• EXERCISE DETAILS
In the records below, find every line that contains "Mumbai" and list it.

(Stored dataset items)
______________________________
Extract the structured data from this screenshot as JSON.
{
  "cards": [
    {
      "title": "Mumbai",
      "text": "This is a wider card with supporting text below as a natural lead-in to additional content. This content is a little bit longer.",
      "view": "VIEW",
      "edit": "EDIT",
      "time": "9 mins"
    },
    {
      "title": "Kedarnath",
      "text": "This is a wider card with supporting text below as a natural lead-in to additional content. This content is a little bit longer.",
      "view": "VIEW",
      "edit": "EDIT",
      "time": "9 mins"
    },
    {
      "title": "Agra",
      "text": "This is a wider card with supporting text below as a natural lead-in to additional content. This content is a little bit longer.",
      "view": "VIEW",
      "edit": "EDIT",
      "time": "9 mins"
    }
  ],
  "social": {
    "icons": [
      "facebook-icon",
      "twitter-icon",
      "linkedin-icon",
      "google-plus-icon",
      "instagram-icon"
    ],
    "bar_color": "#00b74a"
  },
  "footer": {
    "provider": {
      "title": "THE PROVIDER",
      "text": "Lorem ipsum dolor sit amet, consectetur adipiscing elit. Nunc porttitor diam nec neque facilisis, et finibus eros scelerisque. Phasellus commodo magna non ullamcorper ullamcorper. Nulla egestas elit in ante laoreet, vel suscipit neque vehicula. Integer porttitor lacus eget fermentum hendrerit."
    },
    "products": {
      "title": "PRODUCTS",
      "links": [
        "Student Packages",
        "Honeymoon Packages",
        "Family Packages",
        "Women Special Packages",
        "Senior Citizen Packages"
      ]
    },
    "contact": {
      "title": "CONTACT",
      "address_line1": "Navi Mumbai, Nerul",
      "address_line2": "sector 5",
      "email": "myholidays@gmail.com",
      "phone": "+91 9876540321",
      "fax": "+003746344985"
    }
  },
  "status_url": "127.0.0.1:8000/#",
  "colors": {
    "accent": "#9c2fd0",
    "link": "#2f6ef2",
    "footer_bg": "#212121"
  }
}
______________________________
• YOUR RESPONSE
      "title": "Mumbai",
      "address_line1": "Navi Mumbai, Nerul",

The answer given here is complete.